Why do people always use the misleading term 'escape velocity'?

If I had a rocket whose engines provided a thrust of 1N more than its weight (thus yielding a miniscule net force up), i would be able to go to mars with it, given the required amount of time, right? Thrust > Weight, so it should accelerate up...

The space shuttle, for example, never escapes the Earth's gravitational field -- nor can it ever (strictly) because of the horizontal asymptote in g vs. distance graph.

The shuttle merely reaches the required velocity to attain a stable orbit around the Earth. So, when in stable orbit, the shuttle is virtually accelerating towards to Earth at whatever g is at that distance from the centre of the Earth but does not fall down because its velocity is always tangential to its orbit (and perpendicular to its acceleration).

Am i correct? I'm having a little argument with a friend.

Cheers

If I had a rocket whose engines provided a thrust of 1N more than its weight (thus yielding a miniscule net force up), i would be able to go to mars with it, given the required amount of time, right? Thrust > Weight, so it should accelerate up...

The space shuttle, for example, never escapes the Earth's gravitational field -- nor can it ever (strictly) because of the horizontal asymptote in g vs. distance graph.

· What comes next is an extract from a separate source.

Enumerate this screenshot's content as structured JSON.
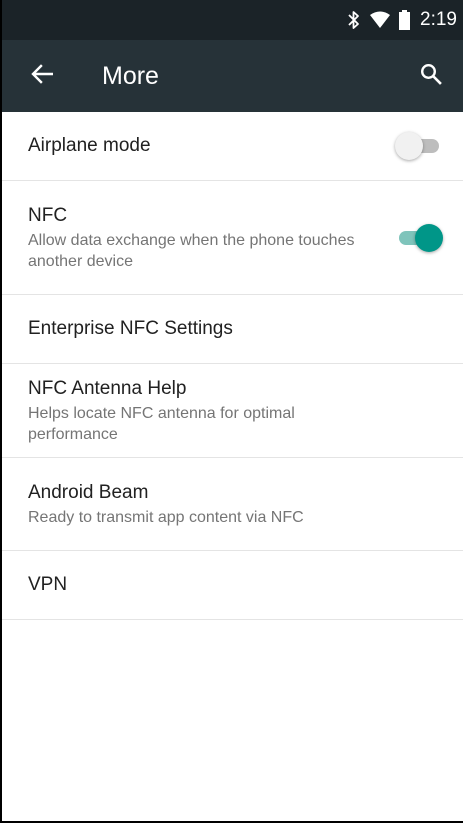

The shuttle merely reaches the required velocity to attain a stable orbit around the Earth. So, when in stable orbit, the shuttle is virtually accelerating towards to Earth at whatever g is at that distance from the centre of the Earth but does not fall down because its velocity is always tangential to its orbit (and perpendicular to its acceleration).

Am i correct? I'm having a little argument with a friend.

Cheers